In modern moviedom, there are few consistent early indicators that tell the audience what will transpire in the rest of the movie. I’ll save wailing Arabic soundtracks and the presence of Michael Cera for later. Few filmgoers will miss the significance of working-class Boston accents, which have become synonymous with brutal violence and clannishness, making the Massachusetts capital look like an English-speaking Mogadishu, with a few more brick buildings.
Oddly, this hadn’t occurred to me until I went to see The Town, directed by local boy Ben Affleck. Although well-acted and brilliant fun, The Town traffics in a pervasive fantasy image of Boston, familiar from The Boondock Saints, The Departed, Mystic River and a host of other films — an image whose cultural and racial politics beg further inquiry.
To set the record straight: the trailer’s assertion that “there are over 300 bank robberies in Boston every year” is pure fiction. The FBI counts 180 bank crimes in all of Massachusetts during 2009, most of which involved passing a written demand for money to the teller. Massachusetts suffered only around half as many bank robberies per population as New Jersey in 2009, and almost one-third as many as Maryland.
Again, according to the FBI, Boston isn’t the most violent city in America by a long shot (hail, Saginaw, Michigan!). Despite this, the box office has shown, time and again, that we like our violence non-rhotic and Red Sox-rooting.
Which brings me to one of the more salient details of fantasy Boston — its sports teams. Within the first 15 minutes of The Town, Affleck is seen sporting Bruins and Red Sox jackets, before a co-star dons Celtics garb for a particularly threatening scene. The leads’ logo-heavy wardrobe feeds the image of the barbaric Boston sports fan, infamous for wearing “Yankees Suck” shirts to games in which that clean-cut franchise isn’t even involved.
This is not to say that Boston fans aren’t often loud, belligerent and emotionally attached to their teams. I merely question the uniqueness of such behavior, as well as the implication that rooting for a Boston team shows a predilection for violence and criminality. The Town even stages its final and most orgiastic gun battle in Fenway Park.
Fantasy Boston is also an extraordinarily white, Irish and Catholic place. The Town even has its bank-robbing gang wear cumbersome nun outfits for one of their brutal heists. With wrinkled old-woman masks ghoulishly sagging around predatory eyes, the image — chosen for the film’s main marketing poster — highlights the characters’ ethnicity in a way that both The Departed and The Boondock Saints did with music. The Town has no non-white characters, and even includes a bona fide Irishman (played by a bona fide Englishman) to remind us how much Celtic cadences and culture inform the local brogue and bloodlust. Real Suffolk County is indeed majority white — 57.76% — but violent, imaginary Boston is almost entirely so.

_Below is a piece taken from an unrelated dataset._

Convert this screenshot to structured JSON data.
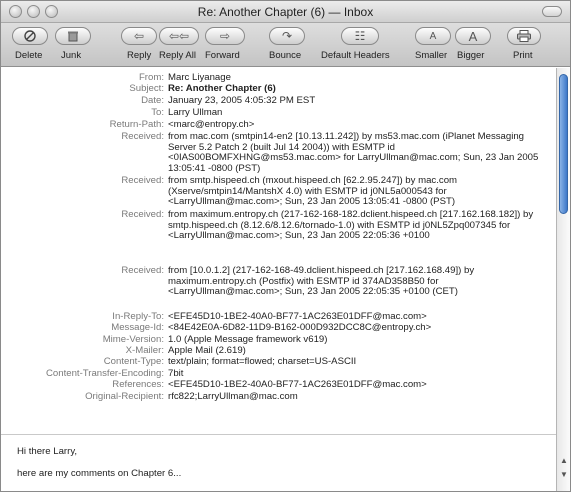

I don’t mean to suggest that there isn’t a macho Irish culture in parts of Boston, proud of its affiliations. But why has American filmmaking developed an infatuation with this subculture, drowning out all other Beantown representations? Why would we rather watch a movie about Irish-American toughs from Charlestown than Avenue King Crips from Lynn? I wonder if this cinematic stereotyping stems from the same impulse as movies such as Gangs of New York — a desire for white film stars to recapture the romantic outlaw image, which (predominantly black) “gangsta” culture has largely conquered since the 80s. That movie also romanticized stereotypes of Irish criminality — but a similar film set in the present could only take place in Boston. With the gun-slinging Western outlaw dead and buried, we need bullish Bostonites to fill their boots.
Since Giuliani-era gentrification and pacification, newly-glitzed New York has had to relocate its cinematic darkness — my brother described it as the narrative contrast between a “hyper-paced, multi-ethnic supermarket” and a “more static, dimly-lit bar scene.” Boston, capital of one of the nation’s most progressive states, has become associated with the mire of tradition and bloodfeud, which must be rejected if the hero is ever to triumph — he must flee to sunnier, seemingly history-less climes, whether the California of Good Will Hunting and The Social Network, or Florida, where The Town’s protagonist ends up. An America distanced from its communal past and ancestral bonds has put these bogeymen in a fictional world of red brick, slate skies and dropped-r accents: an antagonistic imaginary city, fascinatingly repellent.
Sam Lasman is a junior in Berkeley College.